In the last 2 centuries field of medicine advanced incredibly beyond human imagination. Human beings will continue to depend on medicines and medical treatments for eternity, as it is inevitable. Wounds caused across various parts of a body take their own time to heal and this time is unique to everyone. Those who have tolerance tend to bear the pain while many cannot wait for the same way. Hence, doctors explore ways to put them out of misery by prescribing different treatments based on their tolerance levels and speed of recovery post surgeries and major operations.
We heard in the past about electrical pulses that help in healing wounds, by promoting tissue growth. An experimental new implant uses that same principle to aid in the regeneration of cardiac tissue, potentially delaying or even removing the need to go for heart transplants.
Collaboration between the Medical University of Vienna and Vienna General Hospital, a device is made by German company Berlin Heals that is in the phase of trials.

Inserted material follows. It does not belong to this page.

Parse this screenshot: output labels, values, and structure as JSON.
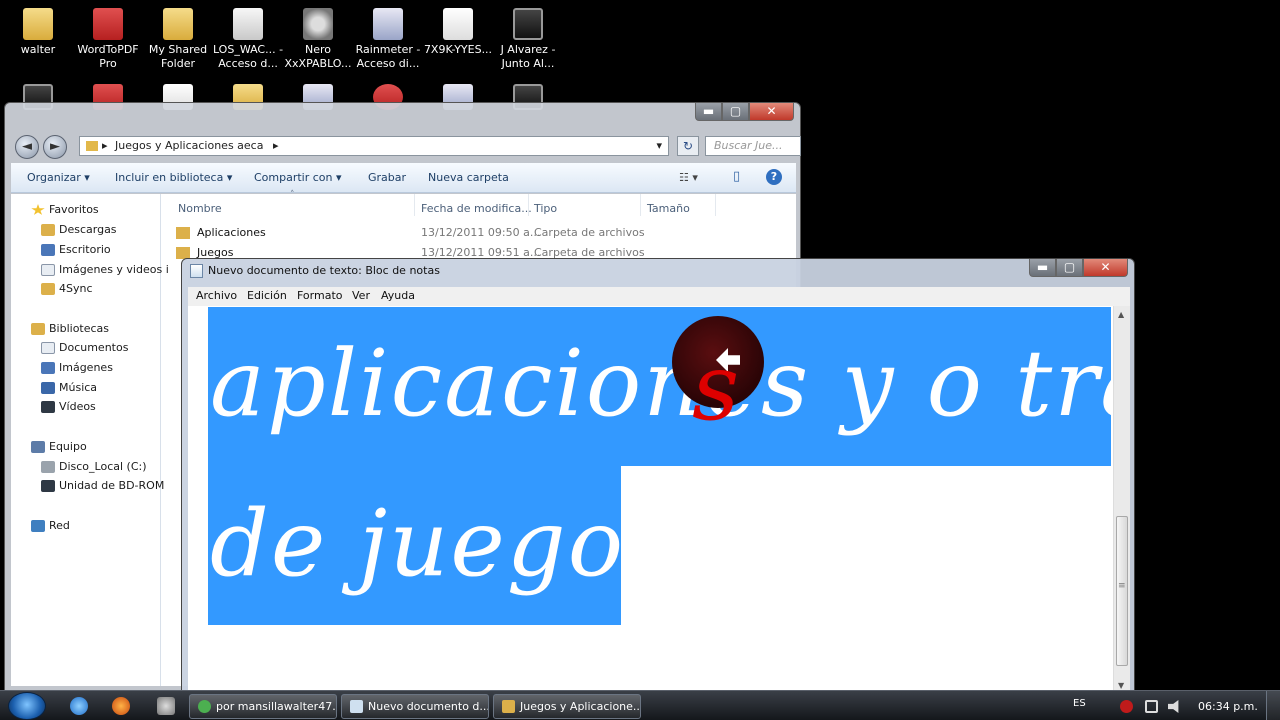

It’s aimed to assist patients aggrieved with dilative cardiomyopathy, a condition where a person’s heart muscle degrades to the point where it cannot contract sufficiently.
We all know that the treatments given currently in such cases include drug regimens or the implantation of pacemakers which are not risk-free and may cause some unknown distress at times, although when those approaches aren’t sufficient, a complete heart transplant is often necessary. That’s where the new device comes into the picture.

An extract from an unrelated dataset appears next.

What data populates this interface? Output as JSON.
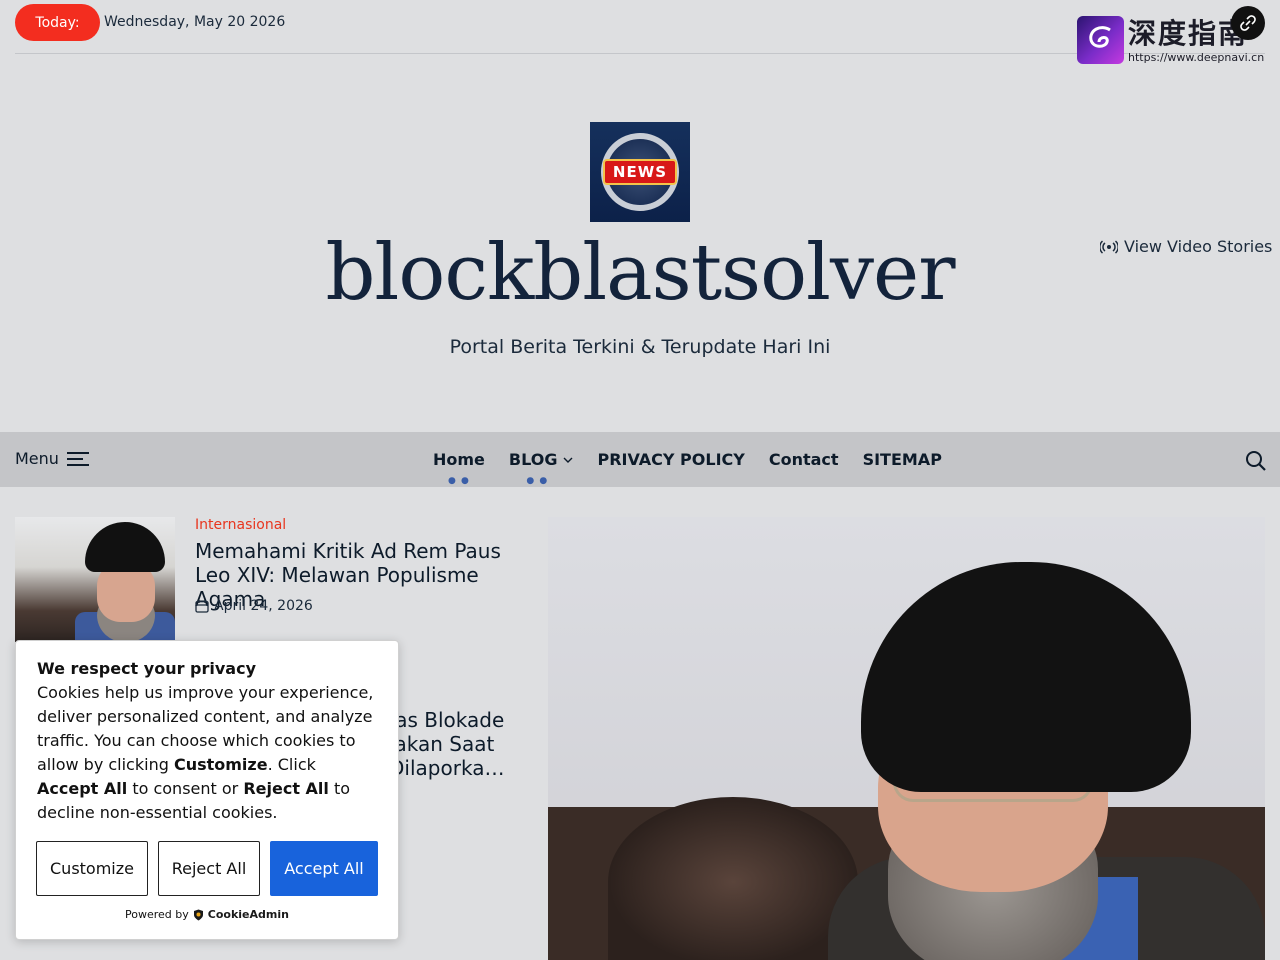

Known as the C-MIC (Cardiac Micro-current) unit, it’s laparoscopically implanted under general anesthetic via two small incisions. It incorporates two electrodes, one of which is applied to the outside of the heart in the form of a patch, and one of which is inserted in one of the ventricles.
In our next video, we will explain why Warren buffet was 25 years late in investing in Amazon. ‘To get notified when we post it, join our email list